Why the CIA is having such a hard time keeping its best
Few experts believe that using contractors is the way to achieve the 50 percent increase in clandestine personnel. But a big factor limiting the expansion is a bottleneck in the security-clearance process that all new D.O. recruits must undergo. The CIA's Office of Security has been overwhelmed by the numbers, and much of the vetting is now being outsourced. The push to find second-generation Americans with the desired language skills and cultural backgrounds, or at least Americans with international experience or ties, further complicates the vetting process since overseas background checks typically take far longer than domestic ones. "This issue has been of intense interest to us," says House Intelligence panel member Rep. Mac Thornberry, a Texas Republican. "It is a very high priority for us not to have a six-month or longer backlog in security clearances."

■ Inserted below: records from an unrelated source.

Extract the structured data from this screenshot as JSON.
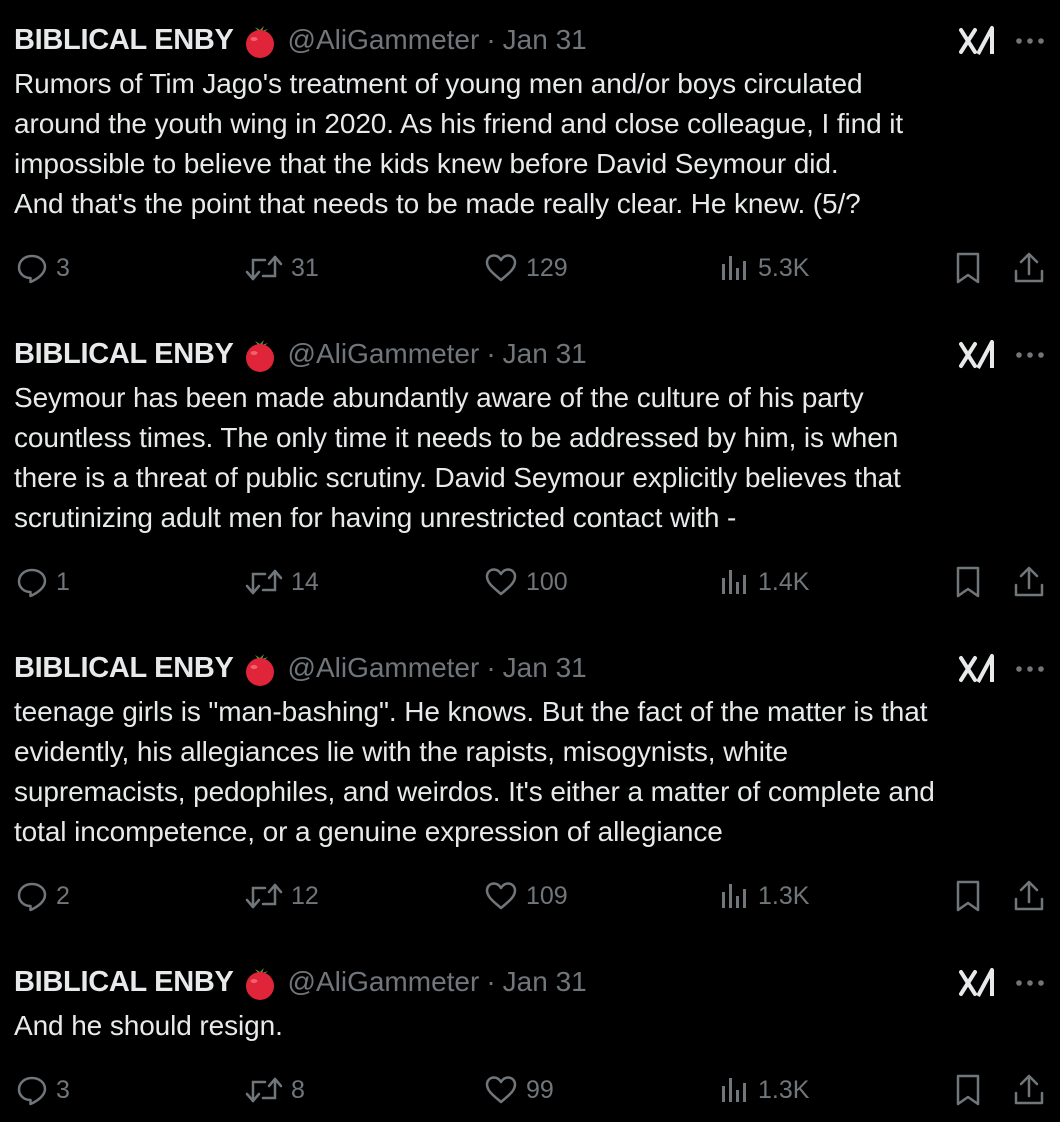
{
  "author": {
    "name": "BIBLICAL ENBY",
    "handle": "@AliGammeter",
    "badge_icon": "tomato-emoji"
  },
  "separator": "·",
  "colors": {
    "background": "#000000",
    "text": "#e7e9ea",
    "secondary": "#71767b",
    "tomato": "#e0243a"
  },
  "tweets": [
    {
      "date": "Jan 31",
      "text": "Rumors of Tim Jago's treatment of young men and/or boys circulated\naround the youth wing in 2020. As his friend and close colleague, I find it\nimpossible to believe that the kids knew before David Seymour did.\nAnd that's the point that needs to be made really clear. He knew. (5/?",
      "replies": "3",
      "reposts": "31",
      "likes": "129",
      "views": "5.3K"
    },
    {
      "date": "Jan 31",
      "text": "Seymour has been made abundantly aware of the culture of his party\ncountless times. The only time it needs to be addressed by him, is when\nthere is a threat of public scrutiny. David Seymour explicitly believes that\nscrutinizing adult men for having unrestricted contact with -",
      "replies": "1",
      "reposts": "14",
      "likes": "100",
      "views": "1.4K"
    },
    {
      "date": "Jan 31",
      "text": "teenage girls is \"man-bashing\". He knows. But the fact of the matter is that\nevidently, his allegiances lie with the rapists, misogynists, white\nsupremacists, pedophiles, and weirdos. It's either a matter of complete and\ntotal incompetence, or a genuine expression of allegiance",
      "replies": "2",
      "reposts": "12",
      "likes": "109",
      "views": "1.3K"
    },
    {
      "date": "Jan 31",
      "text": "And he should resign.",
      "replies": "3",
      "reposts": "8",
      "likes": "99",
      "views": "1.3K"
    }
  ]
}
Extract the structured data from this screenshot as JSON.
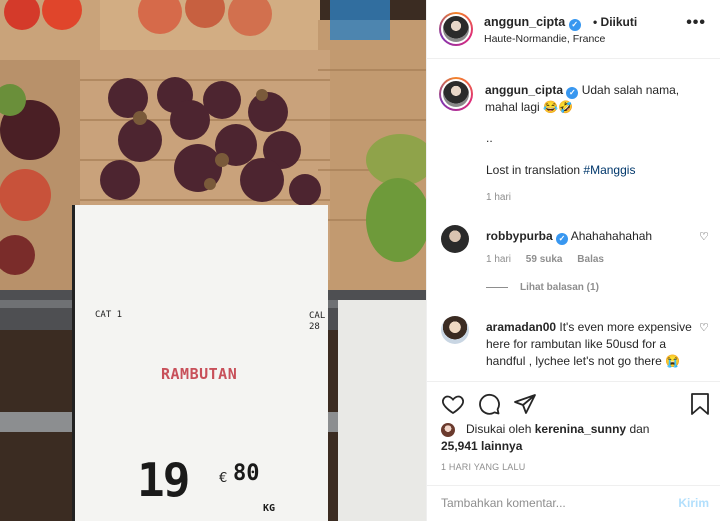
{
  "post": {
    "username": "anggun_cipta",
    "follow_separator": "•",
    "follow_label": "Diikuti",
    "location": "Haute-Normandie, France",
    "more_icon": "more-icon"
  },
  "photo_sign": {
    "cat_left": "CAT 1",
    "cat_right_line1": "CAL",
    "cat_right_line2": "28",
    "product_name": "RAMBUTAN",
    "price_whole": "19",
    "currency": "€",
    "price_cents": "80",
    "unit": "KG"
  },
  "caption": {
    "username": "anggun_cipta",
    "text": "Udah salah nama, mahal lagi 😂🤣",
    "dots": "..",
    "line2_prefix": "Lost in translation",
    "hashtag": "#Manggis",
    "time": "1 hari"
  },
  "comments": [
    {
      "username": "robbypurba",
      "text": "Ahahahahahah",
      "time": "1 hari",
      "likes": "59 suka",
      "reply": "Balas",
      "view_replies": "Lihat balasan (1)"
    },
    {
      "username": "aramadan00",
      "text": "It's even more expensive here for rambutan like 50usd for a handful , lychee let's not go there 😭"
    }
  ],
  "actions": {
    "like_icon": "heart-icon",
    "comment_icon": "comment-icon",
    "share_icon": "share-icon",
    "save_icon": "bookmark-icon"
  },
  "likes": {
    "prefix": "Disukai oleh",
    "by": "kerenina_sunny",
    "and": "dan",
    "count": "25,941 lainnya"
  },
  "timestamp": "1 HARI YANG LALU",
  "add_comment": {
    "placeholder": "Tambahkan komentar...",
    "post_label": "Kirim"
  },
  "colors": {
    "verified": "#3897f0",
    "hashtag": "#00376b",
    "post_disabled": "#b2dffc",
    "secondary_text": "#8e8e8e"
  }
}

Even if the vetting issues can be resolved more rapidly, the D.O. will still be fielding a cadre of case officers greener than perhaps at any time in the CIA's nearly 60-year history. More than a third of the current estimated 1,200 case officers have been on the job less than five years, but this problem predates Director Goss. Since there was very little hiring during the 1990s, the managerial corps that should be taking over now was never brought on board, and the agency is now reaping the consequences. It takes five years to grow and season an effective case officer, according to testimony by former director George Tenet. The process includes a rigorous training program at Camp Peary, as "the farm" is officially known, language school, and a shakedown tour overseas. In the late 1990s, a 105-room dorm was added to Camp Peary, and class sizes were doubled and opened to non-CIA operatives. So now there are many new case officers, but they're finding fewer veterans with deep experience to guide them. "They spend two years training," says Baer, the former case officer, "and now they are sitting in D.C. working for someone who's never been overseas."
Fresh blood. On top of all the many difficult issues the clandestine leadership faces is that of Iraq. The precise number of case officers assigned there could not be determined, but several estimates placed the number of all CIA employees at about 500. That includes support staff, but most of the experts consulted for this account say that anything like several hundred case officers there is far too high. Baer, who spent most of his career in the Middle East, estimates that 100 or fewer is probably appropriate, especially given the way they are being used and the fact that so few of them speak Arabic fluently. A senior intelligence official says, "We are not just strategic collectors." But he acknowledges that "we should continually watch that we don't just have bodies over there."
Whatever the right number in Iraq is, the D.O.'s massive investment there is leaving it uncovered, or barely covered, in other key places, intelligence officials say. "Terrorists are just going to move into these and other ungoverned spaces, where we have no case officers," says a veteran case officer. In a speech to agency employees at CIA headquarters last September, Goss said that many of the stations and bases closed in the 1990s had been or would be reopened.